#### [Prompt]
What lines in the data hold the string "placeholder"? Show them.

#### [Data to process]
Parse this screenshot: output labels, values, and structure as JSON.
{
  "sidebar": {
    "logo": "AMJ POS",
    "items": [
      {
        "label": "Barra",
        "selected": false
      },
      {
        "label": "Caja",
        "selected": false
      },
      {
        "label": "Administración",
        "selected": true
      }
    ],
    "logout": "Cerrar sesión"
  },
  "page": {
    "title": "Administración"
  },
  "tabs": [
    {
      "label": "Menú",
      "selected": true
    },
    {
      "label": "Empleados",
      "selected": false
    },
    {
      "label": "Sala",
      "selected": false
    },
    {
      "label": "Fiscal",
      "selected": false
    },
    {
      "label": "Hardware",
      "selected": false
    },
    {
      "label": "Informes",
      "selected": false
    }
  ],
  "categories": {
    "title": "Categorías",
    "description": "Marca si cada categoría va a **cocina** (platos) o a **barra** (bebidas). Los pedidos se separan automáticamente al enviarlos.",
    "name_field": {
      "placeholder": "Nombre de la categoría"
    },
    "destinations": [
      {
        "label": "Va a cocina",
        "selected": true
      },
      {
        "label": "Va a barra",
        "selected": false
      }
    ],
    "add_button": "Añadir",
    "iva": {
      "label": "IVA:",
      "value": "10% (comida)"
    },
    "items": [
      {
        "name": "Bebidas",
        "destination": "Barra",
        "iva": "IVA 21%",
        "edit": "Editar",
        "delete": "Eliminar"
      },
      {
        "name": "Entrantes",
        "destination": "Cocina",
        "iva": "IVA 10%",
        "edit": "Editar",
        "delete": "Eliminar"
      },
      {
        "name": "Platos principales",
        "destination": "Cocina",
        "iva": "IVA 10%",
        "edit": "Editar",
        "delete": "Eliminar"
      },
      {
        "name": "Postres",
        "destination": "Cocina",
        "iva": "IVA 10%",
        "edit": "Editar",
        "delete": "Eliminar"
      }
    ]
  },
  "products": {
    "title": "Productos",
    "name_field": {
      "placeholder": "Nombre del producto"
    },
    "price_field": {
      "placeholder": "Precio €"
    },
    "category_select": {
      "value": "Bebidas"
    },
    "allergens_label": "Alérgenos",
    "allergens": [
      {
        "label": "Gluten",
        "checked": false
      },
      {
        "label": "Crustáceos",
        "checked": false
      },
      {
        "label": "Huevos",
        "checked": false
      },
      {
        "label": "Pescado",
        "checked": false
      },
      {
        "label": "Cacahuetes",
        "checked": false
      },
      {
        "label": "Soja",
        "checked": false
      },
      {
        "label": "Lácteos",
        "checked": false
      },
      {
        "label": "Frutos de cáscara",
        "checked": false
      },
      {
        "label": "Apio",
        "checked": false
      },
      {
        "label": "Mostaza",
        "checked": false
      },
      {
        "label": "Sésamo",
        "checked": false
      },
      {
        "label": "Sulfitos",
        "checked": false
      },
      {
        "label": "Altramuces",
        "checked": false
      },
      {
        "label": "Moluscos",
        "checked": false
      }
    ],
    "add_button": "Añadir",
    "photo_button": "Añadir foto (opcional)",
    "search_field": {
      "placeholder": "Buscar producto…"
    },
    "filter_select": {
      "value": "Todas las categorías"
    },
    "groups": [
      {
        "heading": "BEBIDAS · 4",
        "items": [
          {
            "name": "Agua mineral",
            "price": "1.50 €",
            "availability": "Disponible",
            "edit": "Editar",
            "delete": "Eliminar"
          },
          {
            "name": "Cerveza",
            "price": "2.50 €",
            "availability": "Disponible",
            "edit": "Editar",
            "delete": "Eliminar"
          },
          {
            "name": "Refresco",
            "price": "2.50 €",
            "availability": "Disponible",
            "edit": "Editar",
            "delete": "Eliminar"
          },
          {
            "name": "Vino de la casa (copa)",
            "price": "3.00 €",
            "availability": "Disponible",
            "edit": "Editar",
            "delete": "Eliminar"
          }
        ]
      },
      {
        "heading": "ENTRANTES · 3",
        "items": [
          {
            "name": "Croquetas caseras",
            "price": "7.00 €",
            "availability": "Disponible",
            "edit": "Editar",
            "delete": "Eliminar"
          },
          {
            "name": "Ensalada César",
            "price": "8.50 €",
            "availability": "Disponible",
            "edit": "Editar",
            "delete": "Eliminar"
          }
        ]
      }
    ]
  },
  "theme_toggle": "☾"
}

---

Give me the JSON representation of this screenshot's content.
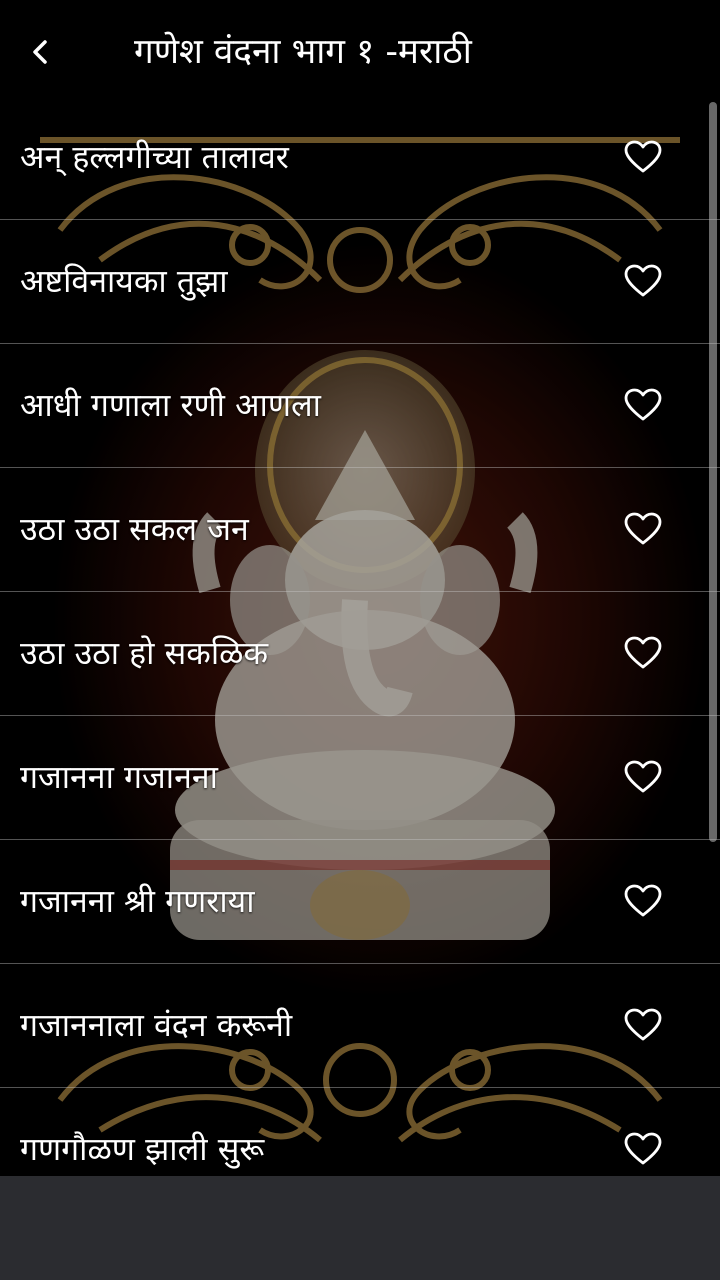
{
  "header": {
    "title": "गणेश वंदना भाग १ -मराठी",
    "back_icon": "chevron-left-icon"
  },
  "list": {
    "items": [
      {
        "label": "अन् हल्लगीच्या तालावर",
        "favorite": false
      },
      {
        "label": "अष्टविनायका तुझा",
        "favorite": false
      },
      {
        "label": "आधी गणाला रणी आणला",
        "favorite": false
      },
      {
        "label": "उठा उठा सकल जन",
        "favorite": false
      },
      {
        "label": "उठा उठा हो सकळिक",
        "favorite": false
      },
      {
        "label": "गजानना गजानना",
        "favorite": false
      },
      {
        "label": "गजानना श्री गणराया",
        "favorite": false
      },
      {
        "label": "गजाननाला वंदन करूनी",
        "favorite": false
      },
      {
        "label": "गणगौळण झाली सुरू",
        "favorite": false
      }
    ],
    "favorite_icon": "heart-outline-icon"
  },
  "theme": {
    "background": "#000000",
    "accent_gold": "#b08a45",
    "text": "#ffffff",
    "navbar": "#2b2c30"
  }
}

#### [Response for this exercise]
      "placeholder": "Nombre de la categoría"
      "placeholder": "Nombre del producto"
      "placeholder": "Precio €"
      "placeholder": "Buscar producto…"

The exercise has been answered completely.